#### [Items from a dataset]
§

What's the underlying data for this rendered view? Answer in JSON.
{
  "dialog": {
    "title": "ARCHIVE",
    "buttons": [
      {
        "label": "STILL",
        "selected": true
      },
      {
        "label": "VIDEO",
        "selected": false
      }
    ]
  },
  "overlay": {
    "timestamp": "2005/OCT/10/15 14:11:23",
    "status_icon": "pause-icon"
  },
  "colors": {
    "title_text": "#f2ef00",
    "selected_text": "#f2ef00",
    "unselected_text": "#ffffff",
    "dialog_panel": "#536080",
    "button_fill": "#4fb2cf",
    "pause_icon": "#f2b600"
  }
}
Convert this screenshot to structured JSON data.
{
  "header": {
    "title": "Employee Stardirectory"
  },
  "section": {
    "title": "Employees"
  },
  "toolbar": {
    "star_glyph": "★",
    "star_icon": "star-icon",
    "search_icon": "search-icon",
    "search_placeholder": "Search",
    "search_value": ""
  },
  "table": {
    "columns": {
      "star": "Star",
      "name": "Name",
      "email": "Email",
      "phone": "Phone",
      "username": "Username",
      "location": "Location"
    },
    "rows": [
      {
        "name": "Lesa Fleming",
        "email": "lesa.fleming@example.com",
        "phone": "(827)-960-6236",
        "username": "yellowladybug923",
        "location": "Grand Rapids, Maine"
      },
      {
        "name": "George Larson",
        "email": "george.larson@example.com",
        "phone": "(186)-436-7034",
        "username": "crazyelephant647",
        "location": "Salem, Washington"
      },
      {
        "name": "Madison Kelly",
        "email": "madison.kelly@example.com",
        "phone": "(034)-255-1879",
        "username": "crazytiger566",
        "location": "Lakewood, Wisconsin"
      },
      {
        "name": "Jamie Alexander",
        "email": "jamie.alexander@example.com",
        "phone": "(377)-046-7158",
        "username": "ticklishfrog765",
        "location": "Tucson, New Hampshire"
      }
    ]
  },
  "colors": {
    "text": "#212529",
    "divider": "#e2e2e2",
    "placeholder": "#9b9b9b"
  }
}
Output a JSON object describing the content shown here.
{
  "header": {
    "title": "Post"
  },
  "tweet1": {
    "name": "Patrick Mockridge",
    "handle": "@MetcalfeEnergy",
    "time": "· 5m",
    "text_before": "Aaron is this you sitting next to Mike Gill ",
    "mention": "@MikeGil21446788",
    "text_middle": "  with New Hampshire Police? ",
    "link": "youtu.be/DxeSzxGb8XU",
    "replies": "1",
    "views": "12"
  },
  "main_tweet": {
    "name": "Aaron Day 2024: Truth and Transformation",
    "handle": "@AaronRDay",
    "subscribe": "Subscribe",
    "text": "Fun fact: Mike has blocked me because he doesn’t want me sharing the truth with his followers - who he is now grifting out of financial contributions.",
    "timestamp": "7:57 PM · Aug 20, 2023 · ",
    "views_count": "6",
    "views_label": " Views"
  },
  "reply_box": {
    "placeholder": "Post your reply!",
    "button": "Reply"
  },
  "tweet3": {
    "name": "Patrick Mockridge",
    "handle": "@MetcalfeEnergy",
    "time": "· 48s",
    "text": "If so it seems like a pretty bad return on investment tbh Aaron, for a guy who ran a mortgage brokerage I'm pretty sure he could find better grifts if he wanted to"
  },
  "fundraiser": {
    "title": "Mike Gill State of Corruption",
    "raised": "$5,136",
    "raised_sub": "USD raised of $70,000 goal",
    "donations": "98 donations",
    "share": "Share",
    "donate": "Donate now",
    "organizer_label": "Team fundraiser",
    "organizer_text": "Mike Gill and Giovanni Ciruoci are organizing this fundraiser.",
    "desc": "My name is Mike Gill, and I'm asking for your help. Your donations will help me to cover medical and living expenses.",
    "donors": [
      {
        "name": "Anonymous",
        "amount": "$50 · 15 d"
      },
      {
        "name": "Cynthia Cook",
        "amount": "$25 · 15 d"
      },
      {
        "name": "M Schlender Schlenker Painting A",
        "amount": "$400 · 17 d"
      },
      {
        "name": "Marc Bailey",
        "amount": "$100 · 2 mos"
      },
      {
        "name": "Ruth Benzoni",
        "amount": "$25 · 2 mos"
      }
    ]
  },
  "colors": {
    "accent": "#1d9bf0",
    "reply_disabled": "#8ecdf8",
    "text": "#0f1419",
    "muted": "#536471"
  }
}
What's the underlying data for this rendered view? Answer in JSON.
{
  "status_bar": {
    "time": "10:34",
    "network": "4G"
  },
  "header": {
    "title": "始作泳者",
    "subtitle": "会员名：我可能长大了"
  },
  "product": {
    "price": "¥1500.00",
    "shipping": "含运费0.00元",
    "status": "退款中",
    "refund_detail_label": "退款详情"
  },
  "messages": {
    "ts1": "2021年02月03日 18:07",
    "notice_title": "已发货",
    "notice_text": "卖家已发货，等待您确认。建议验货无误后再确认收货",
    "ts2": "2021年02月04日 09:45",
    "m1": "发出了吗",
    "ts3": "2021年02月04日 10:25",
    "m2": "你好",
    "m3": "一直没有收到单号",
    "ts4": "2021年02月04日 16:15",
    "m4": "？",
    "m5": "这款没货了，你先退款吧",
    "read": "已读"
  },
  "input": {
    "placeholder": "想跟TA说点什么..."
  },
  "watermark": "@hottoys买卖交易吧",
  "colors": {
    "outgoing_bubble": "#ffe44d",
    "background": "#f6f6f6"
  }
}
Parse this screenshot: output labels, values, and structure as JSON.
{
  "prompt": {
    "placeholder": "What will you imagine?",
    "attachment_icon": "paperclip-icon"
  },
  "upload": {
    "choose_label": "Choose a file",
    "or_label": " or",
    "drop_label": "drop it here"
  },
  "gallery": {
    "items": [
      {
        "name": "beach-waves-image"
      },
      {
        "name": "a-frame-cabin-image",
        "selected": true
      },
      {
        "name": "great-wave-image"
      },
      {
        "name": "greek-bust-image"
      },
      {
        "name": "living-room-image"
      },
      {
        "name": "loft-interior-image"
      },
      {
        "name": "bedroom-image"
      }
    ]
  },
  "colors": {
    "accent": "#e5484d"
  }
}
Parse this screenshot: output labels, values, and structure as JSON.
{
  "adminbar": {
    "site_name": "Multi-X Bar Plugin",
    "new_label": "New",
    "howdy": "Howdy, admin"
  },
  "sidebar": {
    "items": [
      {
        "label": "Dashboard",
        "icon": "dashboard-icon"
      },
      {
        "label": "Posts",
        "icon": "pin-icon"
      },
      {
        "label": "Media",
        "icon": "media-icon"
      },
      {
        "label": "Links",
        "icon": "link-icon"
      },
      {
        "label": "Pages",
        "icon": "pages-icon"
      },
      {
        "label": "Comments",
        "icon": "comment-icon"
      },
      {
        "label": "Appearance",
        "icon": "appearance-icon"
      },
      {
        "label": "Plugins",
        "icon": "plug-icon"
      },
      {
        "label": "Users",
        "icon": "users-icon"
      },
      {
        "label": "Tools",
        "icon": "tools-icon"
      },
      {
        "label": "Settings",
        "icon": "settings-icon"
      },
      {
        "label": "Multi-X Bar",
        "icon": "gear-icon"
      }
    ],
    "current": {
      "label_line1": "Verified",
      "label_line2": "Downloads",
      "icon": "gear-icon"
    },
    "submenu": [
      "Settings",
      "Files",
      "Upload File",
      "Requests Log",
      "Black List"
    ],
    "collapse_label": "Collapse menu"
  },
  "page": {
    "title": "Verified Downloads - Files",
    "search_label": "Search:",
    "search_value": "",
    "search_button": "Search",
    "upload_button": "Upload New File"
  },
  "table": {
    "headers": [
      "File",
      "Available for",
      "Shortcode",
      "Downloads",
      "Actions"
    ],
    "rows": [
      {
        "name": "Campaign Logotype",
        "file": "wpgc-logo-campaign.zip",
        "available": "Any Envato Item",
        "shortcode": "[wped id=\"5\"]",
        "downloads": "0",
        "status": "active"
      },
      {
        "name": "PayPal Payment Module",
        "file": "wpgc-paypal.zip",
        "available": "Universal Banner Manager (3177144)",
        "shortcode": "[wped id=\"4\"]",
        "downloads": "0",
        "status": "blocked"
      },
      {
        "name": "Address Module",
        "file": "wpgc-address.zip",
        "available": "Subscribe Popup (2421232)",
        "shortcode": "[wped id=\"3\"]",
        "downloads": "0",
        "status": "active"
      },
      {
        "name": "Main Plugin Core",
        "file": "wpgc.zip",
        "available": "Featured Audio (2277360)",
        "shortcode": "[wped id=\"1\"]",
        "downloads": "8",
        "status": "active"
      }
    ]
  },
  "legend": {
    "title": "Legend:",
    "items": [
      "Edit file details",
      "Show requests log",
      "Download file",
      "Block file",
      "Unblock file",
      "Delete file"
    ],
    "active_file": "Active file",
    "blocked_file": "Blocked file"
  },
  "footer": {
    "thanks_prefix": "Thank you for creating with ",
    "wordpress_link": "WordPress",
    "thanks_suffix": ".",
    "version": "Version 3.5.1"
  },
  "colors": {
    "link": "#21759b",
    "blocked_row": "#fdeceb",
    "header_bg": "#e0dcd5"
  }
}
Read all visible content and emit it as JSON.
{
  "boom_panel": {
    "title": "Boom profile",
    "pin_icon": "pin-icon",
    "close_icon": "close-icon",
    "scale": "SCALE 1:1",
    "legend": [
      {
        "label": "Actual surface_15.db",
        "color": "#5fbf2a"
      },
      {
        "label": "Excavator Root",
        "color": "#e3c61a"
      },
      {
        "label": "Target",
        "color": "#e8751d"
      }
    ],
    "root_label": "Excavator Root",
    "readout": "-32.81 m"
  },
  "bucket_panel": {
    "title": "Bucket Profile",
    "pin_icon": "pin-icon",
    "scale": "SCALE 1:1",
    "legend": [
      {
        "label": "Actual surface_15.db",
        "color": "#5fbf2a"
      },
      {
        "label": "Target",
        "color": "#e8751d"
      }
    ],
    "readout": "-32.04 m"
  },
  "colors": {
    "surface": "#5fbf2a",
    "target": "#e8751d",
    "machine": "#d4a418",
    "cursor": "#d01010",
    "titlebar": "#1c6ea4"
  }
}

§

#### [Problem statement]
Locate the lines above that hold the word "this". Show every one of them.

#### [Exercise result]
What's the underlying data for this rendered view? Answer in JSON.
Convert this screenshot to structured JSON data.
    "text_before": "Aaron is this you sitting next to Mike Gill ",
    "organizer_text": "Mike Gill and Giovanni Ciruoci are organizing this fundraiser.",
What's the underlying data for this rendered view? Answer in JSON.
Parse this screenshot: output labels, values, and structure as JSON.
Parse this screenshot: output labels, values, and structure as JSON.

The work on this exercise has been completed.